WASHINGTON (Reuters) – GlobalFoundries could expand output at its flagship U.S. plant or break ground on a new one next to it, the chief executive of the semiconductor contract manufacturer told Reuters on Wednesday.
U.S.-based GlobalFoundries, a unit of Abu Dhabi’s state-owned fund Mubadala, could install new equipment to take advantage of 30% to 40% of floor space that is unused at its Malta, New York factory, which would boost output within 12 to 14 months. In a second phase, it may build an adjacent plant that could be producing chips by 2024, CEO Tom Caulfield said in interview.
Caulfield said the plans would hinge on customer demand – which has been difficult to predict during the coronavirus pandemic – and could be significantly sped up if U.S. lawmakers pass a $22.8 billion package to bolster domestic chip manufacturing.
On Tuesday, GlobalFoundries, which makes specialty chips for customers such as Advanced Micro Devices Inc (AMD.O) and Broadcom Inc (AVGO.O), said it had secured a purchase option agreement for about 66 acres of undeveloped land adjacent to its Malta plant. Expanding the existing plant would cost “in the single-digit billions” while building a new plant would cost “high single-digits or higher,” he said without elaborating.
Lawmakers in Washington are calling for more funds to fuel growth of U.S. chip foundries, as the Trump administration faces off with Beijing to dominate the high-tech industry.
GlobalFoundries has direct and indirect business with Huawei Technologies Co Ltd, the biggest target of U.S. technology restrictions, but Caulfield said Huawei is “not a very appreciable part of our business” and that GlobalFoundries complies with all U.S. regulations.
Republican Senator John Cornyn and Democratic Senator Mark Warner introduced a bill this month to provide more than $22.8 billion in aid for semiconductor manufacturers and more legislation is expected.
“There’s only a certain pace at which we can go,” Caulfield said. “A partnership with the U.S. can accelerate that capability. … What may take us five years, we can accelerate to two years.”
In overall revenue, GlobalFoundries is the world’s third-largest foundry behind Taiwan Semiconductor Manufacturing Co Ltd (2330.TW) and Samsung Electronics Co Ltd (005930.KS) but ranks second-largest when factoring out the part of Samsung’s foundry business that makes chips for other elements of the Korean firm.
GlobalFoundries expects flat revenue this year of about $5.5 billion, below its initial forecast of $6 billion, after selling a custom-chip business to Marvell Technology Group Ltd (MRVL.O) for $600 million last year. GlobalFoundries viewed the business as competing with its own customers.
The manufacturer still plans an initial public offering that allows Mubadala to maintain a majority stake, but the listing may slip into 2023 from a previously projected 2022, Caulfield said, adding the timing depends more on financial milestones than a date.

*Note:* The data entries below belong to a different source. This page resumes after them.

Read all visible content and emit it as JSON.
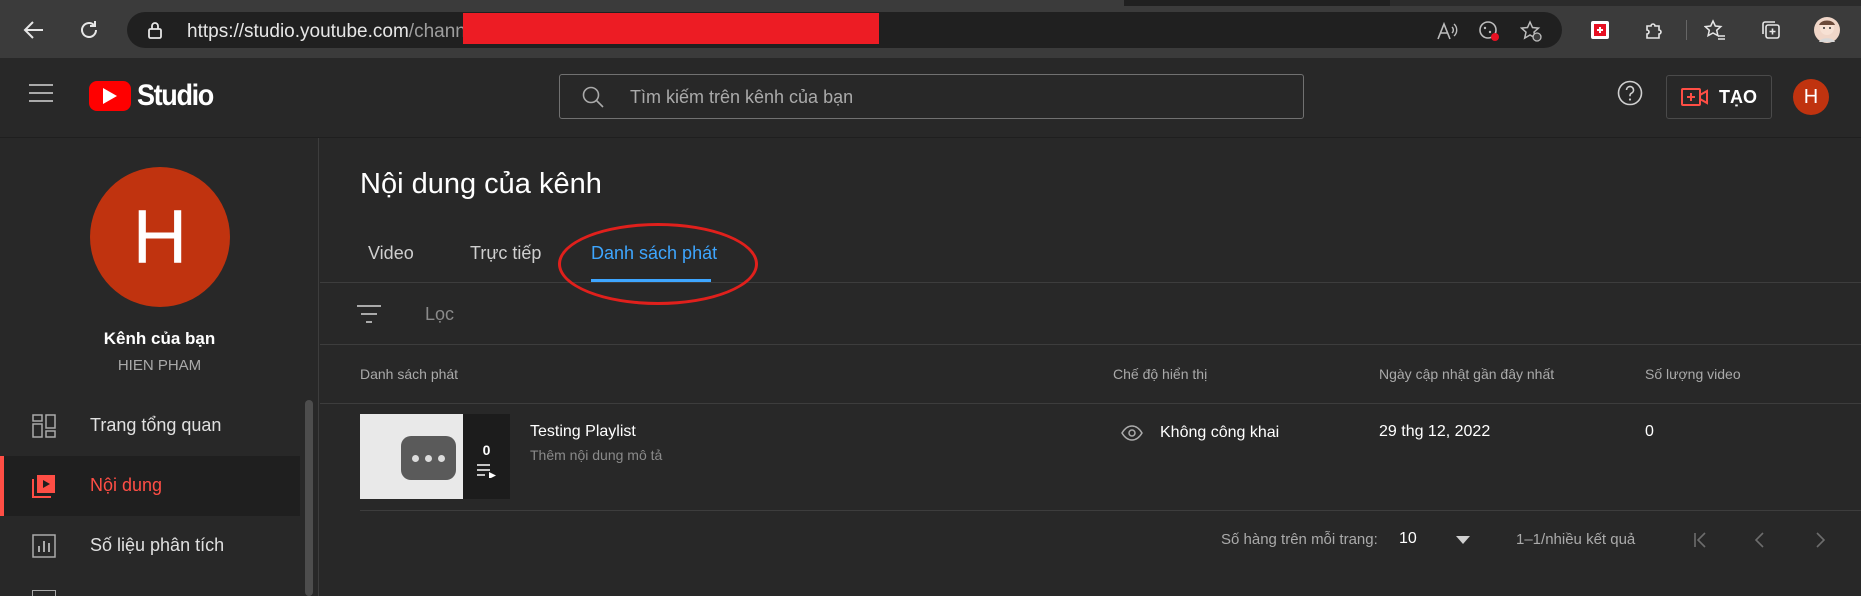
{
  "browser": {
    "url_visible": "https://studio.youtube.com/channel",
    "url_host": "https://studio.youtube.com",
    "url_path": "/channel"
  },
  "header": {
    "logo_text": "Studio",
    "search_placeholder": "Tìm kiếm trên kênh của bạn",
    "create_label": "TẠO",
    "avatar_initial": "H"
  },
  "sidebar": {
    "avatar_initial": "H",
    "channel_title": "Kênh của bạn",
    "channel_name": "HIEN PHAM",
    "items": [
      {
        "label": "Trang tổng quan",
        "icon": "dashboard-icon"
      },
      {
        "label": "Nội dung",
        "icon": "content-icon",
        "active": true
      },
      {
        "label": "Số liệu phân tích",
        "icon": "analytics-icon"
      }
    ]
  },
  "main": {
    "title": "Nội dung của kênh",
    "tabs": [
      {
        "label": "Video"
      },
      {
        "label": "Trực tiếp"
      },
      {
        "label": "Danh sách phát",
        "active": true
      }
    ],
    "filter_label": "Lọc",
    "columns": {
      "playlist": "Danh sách phát",
      "visibility": "Chế độ hiển thị",
      "updated": "Ngày cập nhật gần đây nhất",
      "video_count": "Số lượng video"
    },
    "rows": [
      {
        "thumb_count": "0",
        "title": "Testing Playlist",
        "description": "Thêm nội dung mô tả",
        "visibility": "Không công khai",
        "updated": "29 thg 12, 2022",
        "video_count": "0"
      }
    ],
    "pagination": {
      "rows_per_page_label": "Số hàng trên mỗi trang:",
      "rows_per_page_value": "10",
      "range_text": "1–1/nhiều kết quả"
    }
  },
  "colors": {
    "accent_blue": "#3ea6ff",
    "accent_red": "#ff4e45",
    "avatar": "#c0330f",
    "annotation": "#e0201c"
  }
}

Reporting by Alexandra Alper in Washington and Stephen Nellis in San Francisco; Editing by Aurora Ellis, Richard Chang and Richard Pullin